#### [Dataset entries]
__________________________________________________
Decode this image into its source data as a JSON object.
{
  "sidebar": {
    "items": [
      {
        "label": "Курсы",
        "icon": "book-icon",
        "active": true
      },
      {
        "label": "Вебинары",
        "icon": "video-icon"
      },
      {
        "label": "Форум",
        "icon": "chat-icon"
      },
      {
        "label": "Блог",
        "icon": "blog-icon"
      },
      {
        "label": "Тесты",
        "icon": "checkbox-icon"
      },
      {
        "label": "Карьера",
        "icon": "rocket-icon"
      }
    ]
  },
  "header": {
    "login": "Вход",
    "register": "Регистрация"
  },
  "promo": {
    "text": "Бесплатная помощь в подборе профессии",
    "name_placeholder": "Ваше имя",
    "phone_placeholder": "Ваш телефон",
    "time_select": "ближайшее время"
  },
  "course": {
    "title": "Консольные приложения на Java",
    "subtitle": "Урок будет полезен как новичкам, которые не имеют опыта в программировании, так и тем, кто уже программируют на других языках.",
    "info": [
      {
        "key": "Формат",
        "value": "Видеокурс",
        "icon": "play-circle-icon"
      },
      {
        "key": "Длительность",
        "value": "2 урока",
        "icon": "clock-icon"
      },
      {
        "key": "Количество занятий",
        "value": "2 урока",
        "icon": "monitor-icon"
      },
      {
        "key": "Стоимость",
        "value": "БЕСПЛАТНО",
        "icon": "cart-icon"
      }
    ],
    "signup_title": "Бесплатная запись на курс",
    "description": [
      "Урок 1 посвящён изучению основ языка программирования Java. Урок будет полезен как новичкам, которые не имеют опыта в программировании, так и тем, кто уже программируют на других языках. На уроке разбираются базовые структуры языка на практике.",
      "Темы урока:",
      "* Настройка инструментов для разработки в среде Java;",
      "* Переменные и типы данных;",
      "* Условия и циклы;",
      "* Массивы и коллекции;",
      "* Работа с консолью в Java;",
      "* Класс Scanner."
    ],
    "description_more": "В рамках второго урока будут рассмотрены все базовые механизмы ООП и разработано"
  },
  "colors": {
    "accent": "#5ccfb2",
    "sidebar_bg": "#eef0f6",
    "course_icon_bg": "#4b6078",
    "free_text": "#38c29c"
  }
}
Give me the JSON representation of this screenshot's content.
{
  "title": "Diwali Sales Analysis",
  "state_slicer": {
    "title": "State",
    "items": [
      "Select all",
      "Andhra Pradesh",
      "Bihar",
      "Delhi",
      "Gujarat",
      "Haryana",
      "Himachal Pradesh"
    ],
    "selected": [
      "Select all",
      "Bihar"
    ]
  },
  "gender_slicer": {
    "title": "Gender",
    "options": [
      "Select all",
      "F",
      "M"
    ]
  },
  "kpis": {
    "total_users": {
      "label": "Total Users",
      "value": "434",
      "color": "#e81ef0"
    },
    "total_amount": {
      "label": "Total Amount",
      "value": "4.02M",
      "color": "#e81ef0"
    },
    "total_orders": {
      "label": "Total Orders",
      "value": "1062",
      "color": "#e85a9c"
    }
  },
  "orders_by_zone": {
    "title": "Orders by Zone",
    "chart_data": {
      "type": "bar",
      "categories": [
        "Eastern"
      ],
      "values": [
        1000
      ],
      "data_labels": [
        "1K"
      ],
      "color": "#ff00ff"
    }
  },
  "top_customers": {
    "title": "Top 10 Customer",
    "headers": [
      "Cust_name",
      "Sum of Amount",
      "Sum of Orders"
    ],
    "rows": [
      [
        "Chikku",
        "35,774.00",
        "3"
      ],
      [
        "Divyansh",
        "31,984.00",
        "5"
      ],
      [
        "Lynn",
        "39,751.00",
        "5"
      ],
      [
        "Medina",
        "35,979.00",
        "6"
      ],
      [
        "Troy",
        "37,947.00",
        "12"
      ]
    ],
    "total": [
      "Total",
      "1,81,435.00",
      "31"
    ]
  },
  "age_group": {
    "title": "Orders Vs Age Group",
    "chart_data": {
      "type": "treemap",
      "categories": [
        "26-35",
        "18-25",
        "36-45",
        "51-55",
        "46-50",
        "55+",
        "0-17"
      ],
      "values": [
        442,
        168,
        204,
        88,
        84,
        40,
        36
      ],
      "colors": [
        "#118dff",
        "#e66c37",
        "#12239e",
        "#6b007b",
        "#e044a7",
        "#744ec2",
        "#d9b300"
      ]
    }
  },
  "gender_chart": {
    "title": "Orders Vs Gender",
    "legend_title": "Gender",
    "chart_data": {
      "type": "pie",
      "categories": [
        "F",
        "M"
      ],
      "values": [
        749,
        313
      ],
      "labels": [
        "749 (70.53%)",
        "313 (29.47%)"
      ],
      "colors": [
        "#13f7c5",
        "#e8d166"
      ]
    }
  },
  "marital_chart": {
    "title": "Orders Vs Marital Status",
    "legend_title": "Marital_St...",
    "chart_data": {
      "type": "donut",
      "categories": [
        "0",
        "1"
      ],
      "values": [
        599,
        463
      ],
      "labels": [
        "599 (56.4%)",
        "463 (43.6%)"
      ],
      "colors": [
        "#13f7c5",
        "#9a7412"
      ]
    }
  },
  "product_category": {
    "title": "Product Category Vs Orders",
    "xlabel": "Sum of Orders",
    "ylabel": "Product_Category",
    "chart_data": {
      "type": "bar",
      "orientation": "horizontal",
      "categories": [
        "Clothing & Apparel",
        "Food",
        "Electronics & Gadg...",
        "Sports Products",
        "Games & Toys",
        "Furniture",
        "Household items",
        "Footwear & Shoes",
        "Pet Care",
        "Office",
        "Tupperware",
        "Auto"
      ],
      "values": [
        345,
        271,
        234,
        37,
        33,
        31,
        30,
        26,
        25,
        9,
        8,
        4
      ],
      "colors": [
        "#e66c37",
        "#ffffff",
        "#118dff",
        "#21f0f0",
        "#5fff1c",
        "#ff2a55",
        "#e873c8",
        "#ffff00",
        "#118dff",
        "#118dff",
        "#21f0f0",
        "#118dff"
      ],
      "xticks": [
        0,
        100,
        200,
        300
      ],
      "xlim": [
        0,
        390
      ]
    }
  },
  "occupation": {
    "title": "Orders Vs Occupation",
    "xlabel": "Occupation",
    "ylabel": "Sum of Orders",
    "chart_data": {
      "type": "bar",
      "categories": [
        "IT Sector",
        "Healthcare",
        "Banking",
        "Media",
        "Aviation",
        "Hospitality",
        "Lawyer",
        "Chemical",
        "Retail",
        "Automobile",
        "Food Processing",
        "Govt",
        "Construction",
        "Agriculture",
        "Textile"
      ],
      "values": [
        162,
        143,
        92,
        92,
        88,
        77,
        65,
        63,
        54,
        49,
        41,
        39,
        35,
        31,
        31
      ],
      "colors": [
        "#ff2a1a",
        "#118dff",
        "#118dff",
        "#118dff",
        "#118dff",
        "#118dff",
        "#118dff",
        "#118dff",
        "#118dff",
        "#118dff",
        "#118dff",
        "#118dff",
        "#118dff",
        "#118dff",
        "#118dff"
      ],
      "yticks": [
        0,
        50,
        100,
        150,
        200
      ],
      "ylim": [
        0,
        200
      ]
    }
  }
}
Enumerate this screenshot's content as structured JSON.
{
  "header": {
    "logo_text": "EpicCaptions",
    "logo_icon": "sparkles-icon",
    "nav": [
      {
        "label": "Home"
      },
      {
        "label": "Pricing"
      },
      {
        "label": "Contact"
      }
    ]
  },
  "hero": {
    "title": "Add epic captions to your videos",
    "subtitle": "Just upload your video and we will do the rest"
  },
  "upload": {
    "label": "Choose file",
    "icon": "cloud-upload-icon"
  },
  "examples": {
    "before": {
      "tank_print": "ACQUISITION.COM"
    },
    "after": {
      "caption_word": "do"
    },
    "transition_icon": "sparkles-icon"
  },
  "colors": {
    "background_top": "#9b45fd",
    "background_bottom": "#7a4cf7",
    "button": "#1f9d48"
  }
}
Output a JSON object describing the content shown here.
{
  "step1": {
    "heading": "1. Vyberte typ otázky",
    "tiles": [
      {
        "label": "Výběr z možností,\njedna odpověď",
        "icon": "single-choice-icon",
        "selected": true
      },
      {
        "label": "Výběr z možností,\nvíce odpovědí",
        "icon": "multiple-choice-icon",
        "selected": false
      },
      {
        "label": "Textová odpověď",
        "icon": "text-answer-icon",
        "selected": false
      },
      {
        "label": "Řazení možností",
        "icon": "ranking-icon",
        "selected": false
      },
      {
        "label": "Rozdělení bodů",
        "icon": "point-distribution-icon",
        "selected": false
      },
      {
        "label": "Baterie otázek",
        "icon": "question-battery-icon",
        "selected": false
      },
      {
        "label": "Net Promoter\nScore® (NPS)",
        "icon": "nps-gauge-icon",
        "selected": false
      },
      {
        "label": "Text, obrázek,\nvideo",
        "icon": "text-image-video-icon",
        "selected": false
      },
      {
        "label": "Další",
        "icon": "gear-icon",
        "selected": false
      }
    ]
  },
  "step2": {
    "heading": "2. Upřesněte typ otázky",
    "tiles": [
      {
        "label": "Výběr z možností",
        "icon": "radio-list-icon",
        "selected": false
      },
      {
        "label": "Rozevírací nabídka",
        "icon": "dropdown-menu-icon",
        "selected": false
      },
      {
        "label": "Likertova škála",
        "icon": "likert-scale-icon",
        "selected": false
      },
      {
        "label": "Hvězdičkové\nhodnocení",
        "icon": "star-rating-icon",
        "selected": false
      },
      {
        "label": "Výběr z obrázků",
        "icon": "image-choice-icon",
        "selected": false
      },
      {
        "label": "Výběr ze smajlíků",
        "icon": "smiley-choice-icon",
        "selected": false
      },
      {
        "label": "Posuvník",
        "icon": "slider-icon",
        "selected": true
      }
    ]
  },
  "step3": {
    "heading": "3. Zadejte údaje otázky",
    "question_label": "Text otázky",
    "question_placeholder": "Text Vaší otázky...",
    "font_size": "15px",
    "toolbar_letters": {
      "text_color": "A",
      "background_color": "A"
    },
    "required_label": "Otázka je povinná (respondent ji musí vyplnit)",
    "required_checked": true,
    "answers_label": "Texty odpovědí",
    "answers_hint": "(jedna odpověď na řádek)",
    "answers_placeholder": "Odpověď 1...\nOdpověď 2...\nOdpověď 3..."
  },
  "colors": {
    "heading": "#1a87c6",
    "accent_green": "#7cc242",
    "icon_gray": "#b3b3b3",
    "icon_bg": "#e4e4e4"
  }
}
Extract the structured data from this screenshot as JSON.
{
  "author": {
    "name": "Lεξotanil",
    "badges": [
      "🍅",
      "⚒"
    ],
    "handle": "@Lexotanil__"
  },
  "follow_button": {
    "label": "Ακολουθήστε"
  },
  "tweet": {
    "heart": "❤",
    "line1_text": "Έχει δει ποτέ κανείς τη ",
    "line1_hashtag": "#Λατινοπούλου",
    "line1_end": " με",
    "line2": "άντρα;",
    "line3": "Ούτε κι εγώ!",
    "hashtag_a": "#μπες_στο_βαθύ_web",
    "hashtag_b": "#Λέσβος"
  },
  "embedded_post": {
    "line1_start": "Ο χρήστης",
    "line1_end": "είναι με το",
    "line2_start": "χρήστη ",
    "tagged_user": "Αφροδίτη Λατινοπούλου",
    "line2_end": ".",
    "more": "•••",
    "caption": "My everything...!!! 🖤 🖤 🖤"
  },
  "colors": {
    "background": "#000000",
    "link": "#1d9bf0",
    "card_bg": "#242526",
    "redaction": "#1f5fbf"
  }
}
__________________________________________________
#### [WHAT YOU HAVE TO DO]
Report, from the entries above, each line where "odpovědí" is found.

#### [WRITTEN ANSWER]
        "label": "Výběr z možností,\nvíce odpovědí",
    "answers_label": "Texty odpovědí",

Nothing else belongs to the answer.